Burkhead received $1,000 and an all-expenses-paid trip to Washington, D.C., for four days of national recognition events at which 10 students will be named America’s top youth volunteers of 2020.
Burkhead, who was nominated by Garrard County 4-H, played a leading role in purchasing and renovating an historic building in Lancaster to serve as a new permanent arts center. As a member of her 4-H group’s arts club, she knew that her town’s existing arts center was being evicted from its home and that its future was uncertain.
“I learned that the local art council was at a crossroads trying to figure out what they could do to keep art alive in our county,” she said. “I decided I wanted to be a part of this discussion and future decisions for arts in my community.”
She began investigating possible solutions and then presented her findings to the art council, urging the group to purchase a 3,000-square-foot vacant building in town. After the council voted to follow Burkhead’s recommendation, she was invited to serve on its board of directors. She then prepared a PowerPoint presentation to apply for grants, solicited donations from community members and participated in several fundraisers.
Once funding was secured and the building purchased, Burkhead spent many hours cleaning out and renovating the structure, and loading in arts supplies and equipment. She was given the honor of cutting the ribbon at the grand opening of the new center, which now features two classrooms, an art gallery, six working artist studios and a gift shop.

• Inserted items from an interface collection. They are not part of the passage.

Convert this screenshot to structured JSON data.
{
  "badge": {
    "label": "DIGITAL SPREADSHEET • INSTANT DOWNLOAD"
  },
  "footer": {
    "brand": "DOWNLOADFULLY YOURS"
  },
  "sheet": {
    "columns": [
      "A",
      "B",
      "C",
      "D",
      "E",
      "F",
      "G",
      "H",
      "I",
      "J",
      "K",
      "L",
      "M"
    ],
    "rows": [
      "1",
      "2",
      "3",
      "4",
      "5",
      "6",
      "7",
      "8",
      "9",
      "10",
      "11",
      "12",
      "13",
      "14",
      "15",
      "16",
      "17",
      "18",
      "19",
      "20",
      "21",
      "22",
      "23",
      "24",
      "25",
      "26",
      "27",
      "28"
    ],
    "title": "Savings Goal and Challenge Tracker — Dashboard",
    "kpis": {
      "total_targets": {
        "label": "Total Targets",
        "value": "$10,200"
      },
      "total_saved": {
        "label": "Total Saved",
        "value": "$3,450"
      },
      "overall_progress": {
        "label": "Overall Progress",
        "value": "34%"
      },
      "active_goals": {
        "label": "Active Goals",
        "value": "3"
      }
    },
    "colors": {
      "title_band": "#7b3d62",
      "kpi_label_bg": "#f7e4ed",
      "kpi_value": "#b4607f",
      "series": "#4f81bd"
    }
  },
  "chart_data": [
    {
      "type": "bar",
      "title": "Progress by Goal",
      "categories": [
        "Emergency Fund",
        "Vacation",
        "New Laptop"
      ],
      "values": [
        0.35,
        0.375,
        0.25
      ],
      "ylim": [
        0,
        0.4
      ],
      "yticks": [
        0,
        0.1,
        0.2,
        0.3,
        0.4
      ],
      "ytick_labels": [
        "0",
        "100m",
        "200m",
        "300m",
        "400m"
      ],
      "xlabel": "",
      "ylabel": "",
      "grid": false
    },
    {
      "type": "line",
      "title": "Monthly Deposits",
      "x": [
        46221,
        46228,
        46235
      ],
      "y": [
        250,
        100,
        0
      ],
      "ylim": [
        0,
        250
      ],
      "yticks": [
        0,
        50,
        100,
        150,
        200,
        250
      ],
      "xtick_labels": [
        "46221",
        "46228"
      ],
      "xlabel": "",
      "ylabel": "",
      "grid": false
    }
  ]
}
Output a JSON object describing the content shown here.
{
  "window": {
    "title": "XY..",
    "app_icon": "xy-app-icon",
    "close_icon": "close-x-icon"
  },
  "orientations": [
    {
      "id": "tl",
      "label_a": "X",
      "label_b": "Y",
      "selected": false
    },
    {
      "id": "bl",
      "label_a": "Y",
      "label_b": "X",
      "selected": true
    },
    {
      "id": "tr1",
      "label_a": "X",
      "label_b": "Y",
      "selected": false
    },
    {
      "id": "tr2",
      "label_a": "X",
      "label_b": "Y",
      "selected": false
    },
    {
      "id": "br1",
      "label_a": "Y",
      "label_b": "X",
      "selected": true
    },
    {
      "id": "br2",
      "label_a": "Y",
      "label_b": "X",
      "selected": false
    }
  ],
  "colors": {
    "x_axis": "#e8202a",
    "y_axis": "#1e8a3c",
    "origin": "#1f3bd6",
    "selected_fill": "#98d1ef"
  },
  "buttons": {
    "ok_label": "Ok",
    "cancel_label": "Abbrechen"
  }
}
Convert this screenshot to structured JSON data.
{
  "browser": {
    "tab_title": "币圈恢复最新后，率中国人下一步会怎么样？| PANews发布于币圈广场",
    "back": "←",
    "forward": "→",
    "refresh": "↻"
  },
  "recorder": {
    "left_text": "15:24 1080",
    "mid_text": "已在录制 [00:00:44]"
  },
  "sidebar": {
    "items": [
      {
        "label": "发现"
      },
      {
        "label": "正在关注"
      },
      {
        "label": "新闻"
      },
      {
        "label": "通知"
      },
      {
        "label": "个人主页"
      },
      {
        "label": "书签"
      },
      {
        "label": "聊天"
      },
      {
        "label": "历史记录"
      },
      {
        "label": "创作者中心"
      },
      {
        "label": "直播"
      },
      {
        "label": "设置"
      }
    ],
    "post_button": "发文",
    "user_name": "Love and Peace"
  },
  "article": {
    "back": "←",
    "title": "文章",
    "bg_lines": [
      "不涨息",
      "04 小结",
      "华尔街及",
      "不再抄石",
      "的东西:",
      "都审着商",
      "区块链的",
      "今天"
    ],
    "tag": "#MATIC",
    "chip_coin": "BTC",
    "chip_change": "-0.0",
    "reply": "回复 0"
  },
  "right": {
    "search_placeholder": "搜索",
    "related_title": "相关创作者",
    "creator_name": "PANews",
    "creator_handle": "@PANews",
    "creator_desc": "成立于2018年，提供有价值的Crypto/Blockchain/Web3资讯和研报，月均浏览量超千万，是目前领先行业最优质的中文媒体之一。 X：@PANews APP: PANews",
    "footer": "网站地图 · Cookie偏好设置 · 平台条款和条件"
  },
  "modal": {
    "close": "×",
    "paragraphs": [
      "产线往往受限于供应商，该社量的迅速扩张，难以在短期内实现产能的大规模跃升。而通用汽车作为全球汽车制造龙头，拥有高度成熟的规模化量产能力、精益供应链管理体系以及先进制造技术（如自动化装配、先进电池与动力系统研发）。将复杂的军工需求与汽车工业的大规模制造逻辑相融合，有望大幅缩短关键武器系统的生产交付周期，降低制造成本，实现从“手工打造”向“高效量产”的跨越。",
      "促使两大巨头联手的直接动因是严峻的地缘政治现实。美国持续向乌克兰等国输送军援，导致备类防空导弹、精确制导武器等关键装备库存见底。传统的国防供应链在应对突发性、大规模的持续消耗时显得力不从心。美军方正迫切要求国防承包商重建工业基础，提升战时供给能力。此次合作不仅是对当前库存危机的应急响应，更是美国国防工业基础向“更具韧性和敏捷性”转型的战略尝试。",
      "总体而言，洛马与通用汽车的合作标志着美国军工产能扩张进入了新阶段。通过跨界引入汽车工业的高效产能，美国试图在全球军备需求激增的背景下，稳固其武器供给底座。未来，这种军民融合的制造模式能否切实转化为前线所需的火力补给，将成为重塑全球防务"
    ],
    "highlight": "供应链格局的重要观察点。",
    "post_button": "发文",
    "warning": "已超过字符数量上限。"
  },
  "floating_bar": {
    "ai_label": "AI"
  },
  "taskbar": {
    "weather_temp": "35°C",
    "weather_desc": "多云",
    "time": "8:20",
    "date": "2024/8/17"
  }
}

The Prudential Spirit of Community Awards honors one high school student and one middle school student from each state. Sean Nicholas, a 6th-grade student at Villa Madonna Academy in Villa Hills, was Kentucky’s middle school honoree.
The program judges also recognized three students from Kentucky public schools as distinguished finalists for their impressive community service activities:
- Emily Morgan, a senior at Greenwood High School (Warren County), founded and runs “Every 98 Seconds,” a nonprofit organization that collects and donates art supplies for children in her community who have experienced trauma. She spreads awareness of the importance of art therapy and has raised nearly $3,000 and more than 200 art supplies. Morgan was motivated to start the organization by the proven benefits of art therapy for kids, and to help lift the stigma of discussing child abuse.
- Georgia Turpin, a senior at Mercer County Senior High School, runs “Mission: Shared Smile,” an organization that delivers handmade cards to children who are undergoing medical treatment. She has recruited students from local elementary and middle schools, church groups and her 4-H club to make more than 700 cards, and plans to expand her project to other states. Turpin was inspired to start this project after being evaluated for a tumor at the University of Kentucky Children’s Hospital and discovering it was benign.
- Chloe Yates, a sophomore at North Oldham High School (Oldham County), has volunteered thousands of hours to establish a Special Olympics gymnastics team in her local community. She has completed extensive training, secured practice space, recruited and trained volunteers and regularly works with the program’s 26 participants. Yates also has spread awareness about her program and secured donations to cover her team’s registration and uniform costs.